VSLAs have three main components: a group-based commitment savings program, a process for members to request loans from the group whenever needed, and a social emergency fund regularly financed by members. In this evaluation, members met weekly and pooled money in a locked box to create a fund from which members could borrow. The group together set interest rates for loans to members, which allowed other members to earn a return on their contributed savings. In addition, most VSLAs included a social or solidarity insurance fund managed by the group to help members in need through interest-free loans or cash grants in case of emergency. Interested women formed groups of about 24 members, and CARE supported and monitored the group activities for 19-30 months.
Results and policy lessons
Access to VSLAs led to higher financial inclusion—increased savings and access to credit—and participation. However, VSLAs did not lead to improvements in households' financial well-being, livelihoods, women’s empowerment, or microenterprise outcomes. The lack of impact likely reflects the fact that participants saved relatively little; though savings increased, the amount was too low relative to household consumption to have transformative effects on the overall financial well-being of a household or microenterprise.

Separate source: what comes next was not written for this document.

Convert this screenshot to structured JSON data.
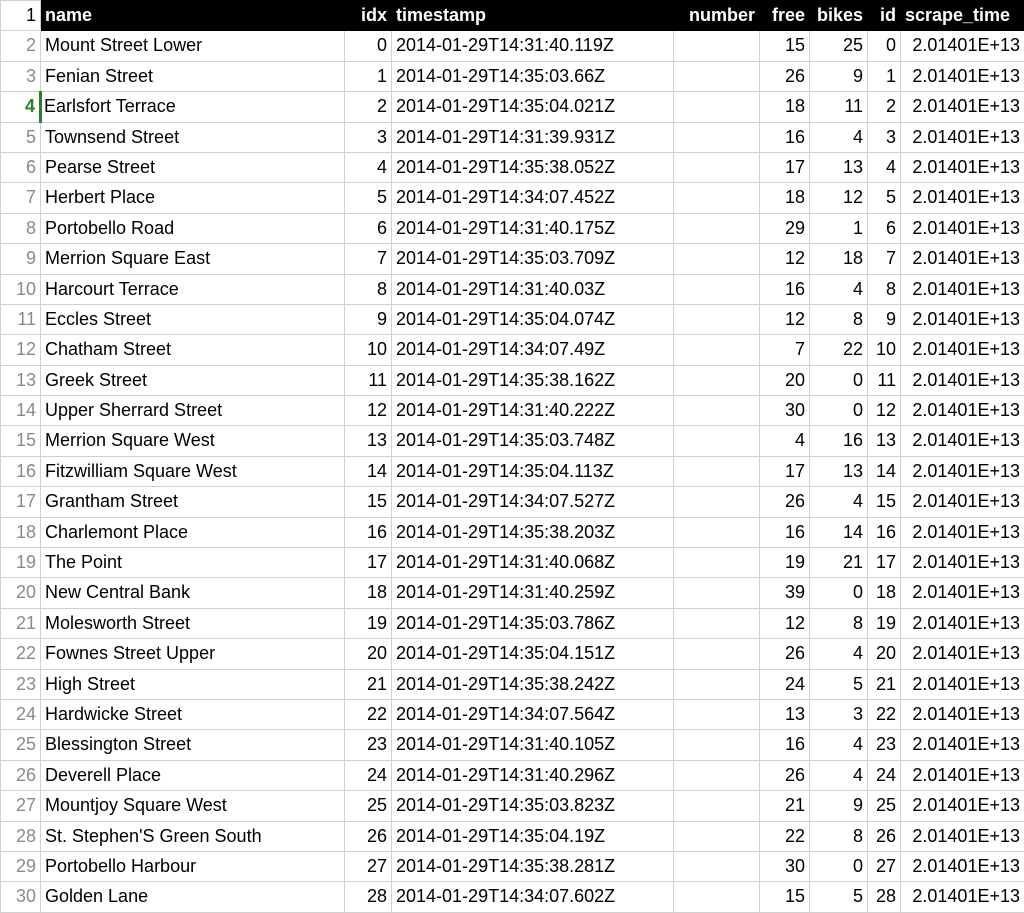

Membership in savings groups: At the end of the study, 36 percent of households in participating villages had a member in a VSLA compared to 8 percent of households in comparison villages. Participation in any savings group increased by 17.3 percentage points among women in target villages, an increase of 41.4 percent compared to the comparison group.
Financial inclusion: As measured by an index, financial inclusion improved for female respondents in program villages. Specifically, individual and total savings grew for participants, and the program improved access to credit.
By the end of the evaluation, 69 percent of members had completed at least one savings cycle, receiving their savings and interest share-outs. Weekly median savings contributions were under US$1 while total reported savings grew by US$12.16, a 40.8 percent increase relative to non-participants in the VSLAs. Most savings share-outs were used for agricultural and business purposes, which were the main sources of economic activity prior to the evaluation.
Half of the members had received at least one loan from the group, paying an average interest rate of 10 percent with an average term limit of one month. Loans from the program VSLAs were most often used to support businesses or to purchase food for the household. In the twelve months prior, 61 percent of women in the program-created VSLAs obtained a loan from any lender (not just from the VSLA groups), 12.4 percentage points more likely to receive a loan than the comparison group, suggesting that participating women were more likely to access credit in general compared to non-participating women.
Karlan, Dean, Beniamino Savonitto, Bram Thuysbaert, and Christopher Udry. “Impact of Savings Groups on the Lives of the Poor,” Proceedings of the National Academy of Sciences 114, no. 12 (2017): 3079-3084.